There is a lot of advice out there on how to handle this question. Some advice has been, “What would you like to know?” Another is, “Well, I was born in a little log cabin in Blah, in the great state of Blahblah.” With some employers we’ve dealt with over the years, either answer could send the wrong signal, and as a result, you have to be careful. Many employers aren’t going to narrow it down for you, and if they do, it’s likely going to end up a boring question about your hobbies. So make sure you take this opportunity when it presents itself.
What we have found over the years is that the best way to answer that question is to say, “Well Mr. Employer, I find myself to be a—,” and at this point, start your sales pitch. What you want to do is focus on the strengths you have that would apply to the job you are interviewing for. Talk about your managerial ability, leadership skills, attention to detail, reliability, etc. Whatever would best tie into what the employer wants. Sometimes it is pure guesswork, but it is a much better way to address that age old question. Every question in an interview is an opportunity to sell yourself. Don’t let even one get away from you.
For you to do this effectively, you must prepare for it, and rehearse it. You may never get asked the question, but as the old saying goes, “an ounce of prevention is worth a pound of cure.” Make a list of your strengths and weaknesses, then memorize it. Your mind can go blank when you’re on the spot, and you may struggle to just remember what your strengths are.
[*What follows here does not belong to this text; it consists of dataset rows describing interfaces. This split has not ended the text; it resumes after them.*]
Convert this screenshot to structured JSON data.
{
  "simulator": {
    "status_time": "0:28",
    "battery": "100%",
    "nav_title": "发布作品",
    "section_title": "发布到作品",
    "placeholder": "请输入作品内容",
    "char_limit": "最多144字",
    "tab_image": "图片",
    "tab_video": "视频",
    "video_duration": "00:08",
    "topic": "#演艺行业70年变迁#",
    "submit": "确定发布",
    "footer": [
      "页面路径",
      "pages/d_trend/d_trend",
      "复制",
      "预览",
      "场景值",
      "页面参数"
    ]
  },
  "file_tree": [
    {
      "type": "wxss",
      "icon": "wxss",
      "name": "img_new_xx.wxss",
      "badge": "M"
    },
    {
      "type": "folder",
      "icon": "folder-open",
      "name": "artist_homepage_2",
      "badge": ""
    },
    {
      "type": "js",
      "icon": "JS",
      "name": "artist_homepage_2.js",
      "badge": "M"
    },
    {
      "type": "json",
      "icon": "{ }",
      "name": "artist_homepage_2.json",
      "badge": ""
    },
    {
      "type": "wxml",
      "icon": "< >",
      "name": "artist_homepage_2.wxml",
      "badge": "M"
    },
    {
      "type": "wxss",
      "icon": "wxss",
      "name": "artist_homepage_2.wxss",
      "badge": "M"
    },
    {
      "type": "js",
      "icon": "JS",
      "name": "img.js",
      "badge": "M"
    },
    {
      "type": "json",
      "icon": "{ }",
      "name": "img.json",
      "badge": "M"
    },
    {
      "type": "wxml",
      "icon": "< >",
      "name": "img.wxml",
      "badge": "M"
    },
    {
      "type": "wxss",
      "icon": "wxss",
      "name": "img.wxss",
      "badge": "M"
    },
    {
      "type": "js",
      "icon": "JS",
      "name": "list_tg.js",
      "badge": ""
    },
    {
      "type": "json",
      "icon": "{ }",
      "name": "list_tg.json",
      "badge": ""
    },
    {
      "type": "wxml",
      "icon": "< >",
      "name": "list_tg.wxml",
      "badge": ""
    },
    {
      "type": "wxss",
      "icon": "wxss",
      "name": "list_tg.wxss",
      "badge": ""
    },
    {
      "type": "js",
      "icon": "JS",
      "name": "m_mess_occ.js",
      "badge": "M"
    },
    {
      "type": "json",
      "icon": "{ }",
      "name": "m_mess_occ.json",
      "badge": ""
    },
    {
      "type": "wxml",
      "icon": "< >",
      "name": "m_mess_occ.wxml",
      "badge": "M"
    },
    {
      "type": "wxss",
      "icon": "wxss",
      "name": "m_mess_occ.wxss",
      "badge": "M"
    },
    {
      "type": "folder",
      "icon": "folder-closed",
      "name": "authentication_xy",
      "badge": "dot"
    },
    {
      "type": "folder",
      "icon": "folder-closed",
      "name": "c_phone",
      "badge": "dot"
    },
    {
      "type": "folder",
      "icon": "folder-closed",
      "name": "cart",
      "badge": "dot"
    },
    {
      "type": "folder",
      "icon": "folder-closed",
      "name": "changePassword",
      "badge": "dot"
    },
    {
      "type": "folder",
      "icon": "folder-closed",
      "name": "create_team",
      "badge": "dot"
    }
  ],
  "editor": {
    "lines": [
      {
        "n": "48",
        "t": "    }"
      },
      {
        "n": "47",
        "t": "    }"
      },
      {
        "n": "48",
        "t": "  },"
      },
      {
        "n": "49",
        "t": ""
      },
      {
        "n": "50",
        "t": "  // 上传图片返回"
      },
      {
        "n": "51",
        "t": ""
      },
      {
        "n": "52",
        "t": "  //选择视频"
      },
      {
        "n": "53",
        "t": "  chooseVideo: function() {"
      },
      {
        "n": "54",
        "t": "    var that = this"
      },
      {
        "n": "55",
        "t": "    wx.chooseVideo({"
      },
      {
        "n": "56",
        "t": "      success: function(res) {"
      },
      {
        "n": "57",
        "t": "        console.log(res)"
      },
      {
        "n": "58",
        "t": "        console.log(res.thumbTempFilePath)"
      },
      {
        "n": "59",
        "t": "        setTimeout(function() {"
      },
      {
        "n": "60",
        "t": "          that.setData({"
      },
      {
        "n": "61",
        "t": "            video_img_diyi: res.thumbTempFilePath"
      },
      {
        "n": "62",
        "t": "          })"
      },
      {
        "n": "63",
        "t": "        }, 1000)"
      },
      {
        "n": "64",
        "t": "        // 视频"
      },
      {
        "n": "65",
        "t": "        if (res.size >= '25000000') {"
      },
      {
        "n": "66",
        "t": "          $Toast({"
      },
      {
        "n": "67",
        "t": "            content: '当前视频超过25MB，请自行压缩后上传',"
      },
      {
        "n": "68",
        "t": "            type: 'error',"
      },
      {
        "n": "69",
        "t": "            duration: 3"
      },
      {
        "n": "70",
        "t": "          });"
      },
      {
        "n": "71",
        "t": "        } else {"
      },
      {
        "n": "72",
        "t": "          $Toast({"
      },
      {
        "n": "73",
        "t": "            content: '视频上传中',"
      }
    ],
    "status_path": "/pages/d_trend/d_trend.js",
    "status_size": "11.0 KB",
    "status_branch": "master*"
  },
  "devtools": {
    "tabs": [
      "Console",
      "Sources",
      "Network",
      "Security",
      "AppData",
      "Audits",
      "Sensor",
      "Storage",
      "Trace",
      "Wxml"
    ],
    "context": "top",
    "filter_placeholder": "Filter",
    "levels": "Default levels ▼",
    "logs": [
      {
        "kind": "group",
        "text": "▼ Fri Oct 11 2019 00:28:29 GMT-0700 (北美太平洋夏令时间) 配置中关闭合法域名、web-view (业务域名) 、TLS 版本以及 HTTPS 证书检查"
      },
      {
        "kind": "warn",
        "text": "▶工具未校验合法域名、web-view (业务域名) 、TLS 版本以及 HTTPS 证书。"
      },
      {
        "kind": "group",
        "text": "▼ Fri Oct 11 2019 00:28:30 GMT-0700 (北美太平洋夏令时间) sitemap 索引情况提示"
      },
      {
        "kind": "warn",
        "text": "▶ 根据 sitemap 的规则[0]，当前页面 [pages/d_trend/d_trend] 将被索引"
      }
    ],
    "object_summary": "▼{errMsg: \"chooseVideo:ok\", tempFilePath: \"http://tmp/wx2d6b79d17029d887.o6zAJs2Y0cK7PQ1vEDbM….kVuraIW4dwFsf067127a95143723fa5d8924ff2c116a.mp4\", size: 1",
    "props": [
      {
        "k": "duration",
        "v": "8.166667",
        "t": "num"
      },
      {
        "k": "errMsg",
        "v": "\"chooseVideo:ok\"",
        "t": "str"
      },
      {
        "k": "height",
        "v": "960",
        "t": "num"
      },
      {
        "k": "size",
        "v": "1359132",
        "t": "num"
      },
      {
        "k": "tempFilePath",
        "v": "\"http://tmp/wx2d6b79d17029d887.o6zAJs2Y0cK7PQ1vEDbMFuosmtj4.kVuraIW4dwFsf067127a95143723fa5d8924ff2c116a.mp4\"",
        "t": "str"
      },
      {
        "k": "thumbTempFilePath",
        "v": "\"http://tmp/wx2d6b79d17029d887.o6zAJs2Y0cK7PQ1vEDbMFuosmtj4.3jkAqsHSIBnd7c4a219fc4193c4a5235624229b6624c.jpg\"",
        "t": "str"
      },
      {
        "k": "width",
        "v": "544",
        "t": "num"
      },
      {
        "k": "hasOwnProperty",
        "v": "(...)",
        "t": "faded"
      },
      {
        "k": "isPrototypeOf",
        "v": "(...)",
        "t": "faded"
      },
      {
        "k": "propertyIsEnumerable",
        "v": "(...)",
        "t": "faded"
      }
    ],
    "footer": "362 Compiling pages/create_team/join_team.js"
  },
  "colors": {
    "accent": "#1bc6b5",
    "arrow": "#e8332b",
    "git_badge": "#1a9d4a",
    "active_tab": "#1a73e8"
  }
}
But if you memorize a list of them, you’ll have an easier time recalling them when under pressure. Before any interview, go over your list, and try to find ways to apply them all to the job you’re interviewing for.
As mentioned above, there is a lot of advice out there, and everyone has an opinion. But, we know for a fact that the approach suggested above does, and has worked. Everytime you speak on an interview, you should be demonstrating some way you’re the perfect candidate. Being ready to tell an employer about yourself in a positive and beneficial manner will only help you nail the interview.